I think this is the most brilliant part about Hollywood Park: its cruel acknowledgment that, yes, maybe we all do end up as dust, but maybe it doesn’t have to be such an ashen truth. Instead, we can celebrate this racetrack and family and fatherhood with all of the thundering glory of horse hooves and rock-and-roll. That’s the conclusion I’ve come to, reflecting back to that night three years ago at the El Rey Theatre, as Mikel sang these songs with newfound meaning—finally bereft of performance for the sake of performance, of playing his part. Instead, Mikel now sings to bereave and honor his father’s memory. As soon as I turned the last page of his memoir, I reached that same conclusion.

Mikel (left) with his father and brother Tony. Photo courtesy of Mikel Jollett.

Jollett successfully adapts many magical and timeless elements from the classics and mythology alike: mainly, with Homeric bonds between fathers and sons. Yet, in two songs recorded nine years apart, Jollett accomplishes his most seamless adaptation of the Greek and Roman tradition: consecrating his lost loved ones in the sky, where mythology and astronomy intertwine. In “The Graveyard Near The House,” Jollett’s lyrics promise his loved one: “If you die before I die, I’ll carve your name out of the sky.” In the latest song, “Hollywood Park,” Jollett celebrates his father, singing of them “writing their names in the sky.” Stars wrote the history of heroes past, immortalizing luminaries of the times for their valiance. 

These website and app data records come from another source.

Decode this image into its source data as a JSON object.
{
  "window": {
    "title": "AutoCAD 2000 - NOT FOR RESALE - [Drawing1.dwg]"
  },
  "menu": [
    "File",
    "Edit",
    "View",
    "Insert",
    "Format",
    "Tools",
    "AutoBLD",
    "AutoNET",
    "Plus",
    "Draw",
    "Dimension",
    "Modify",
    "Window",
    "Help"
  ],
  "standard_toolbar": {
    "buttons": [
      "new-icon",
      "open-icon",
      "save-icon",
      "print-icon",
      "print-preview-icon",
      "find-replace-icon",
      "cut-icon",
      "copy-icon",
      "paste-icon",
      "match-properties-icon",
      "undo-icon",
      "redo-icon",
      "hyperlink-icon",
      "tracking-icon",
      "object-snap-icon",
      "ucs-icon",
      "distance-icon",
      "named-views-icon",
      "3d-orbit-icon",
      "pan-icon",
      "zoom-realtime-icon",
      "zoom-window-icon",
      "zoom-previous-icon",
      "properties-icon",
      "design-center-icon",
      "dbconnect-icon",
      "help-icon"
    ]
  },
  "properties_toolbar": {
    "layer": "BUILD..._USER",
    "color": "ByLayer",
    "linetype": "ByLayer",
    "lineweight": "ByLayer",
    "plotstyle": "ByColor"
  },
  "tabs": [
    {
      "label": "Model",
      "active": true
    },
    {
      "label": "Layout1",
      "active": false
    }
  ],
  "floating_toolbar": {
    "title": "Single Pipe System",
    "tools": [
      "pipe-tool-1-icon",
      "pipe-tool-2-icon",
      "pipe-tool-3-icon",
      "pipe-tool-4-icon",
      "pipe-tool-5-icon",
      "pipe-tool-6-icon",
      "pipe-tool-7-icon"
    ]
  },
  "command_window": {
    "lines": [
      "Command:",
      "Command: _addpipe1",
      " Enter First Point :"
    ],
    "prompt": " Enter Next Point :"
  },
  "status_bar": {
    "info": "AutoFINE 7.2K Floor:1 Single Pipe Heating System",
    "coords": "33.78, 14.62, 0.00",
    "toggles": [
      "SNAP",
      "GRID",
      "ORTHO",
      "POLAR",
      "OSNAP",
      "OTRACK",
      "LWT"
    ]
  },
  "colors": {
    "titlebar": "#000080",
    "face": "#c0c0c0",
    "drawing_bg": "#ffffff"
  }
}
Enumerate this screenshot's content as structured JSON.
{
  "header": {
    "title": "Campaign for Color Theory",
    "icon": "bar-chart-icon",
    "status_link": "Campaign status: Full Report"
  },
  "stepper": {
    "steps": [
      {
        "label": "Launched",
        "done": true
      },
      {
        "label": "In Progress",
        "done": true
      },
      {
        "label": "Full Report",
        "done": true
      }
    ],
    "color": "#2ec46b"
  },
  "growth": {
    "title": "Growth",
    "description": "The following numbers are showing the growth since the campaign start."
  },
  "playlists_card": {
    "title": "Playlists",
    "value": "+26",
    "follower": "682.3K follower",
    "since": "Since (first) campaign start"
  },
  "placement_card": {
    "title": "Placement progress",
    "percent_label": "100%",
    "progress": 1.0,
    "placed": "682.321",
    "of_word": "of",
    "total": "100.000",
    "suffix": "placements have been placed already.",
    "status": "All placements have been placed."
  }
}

I cannot help but think that this may be even more rebellious than Jollett storing away his father’s ashes in a paper soda cup, spilling them to find new life as dust on the Santa Anita racetrack. He writes in his memoir, “More often than not, the people we admire publicly are rarely the ones we privately love the most,” but he nonetheless defies these boundaries of how we can memorialize the ones we love privately. By writing Hollywood Park, Jollett also writes his father’s name, for all to see, in the sky we live under together. 

Marissa Garcia ‘21 ( thanks Mikel, for being to her what David Bowie was to him.

The Harvard Independent received an Advance Review Copy of Hollywood Park, courtesy of Celadon Books, a division of Macmillan Publishing Group, LLC.

You can purchase your copy of Hollywood Park, both the memoir and album, here.

This interview has been edited for purposes of length and clarity.

Header Image: Mikel with his brother Tony, father, and step-mother. Photo courtesy of Mikel Jollett.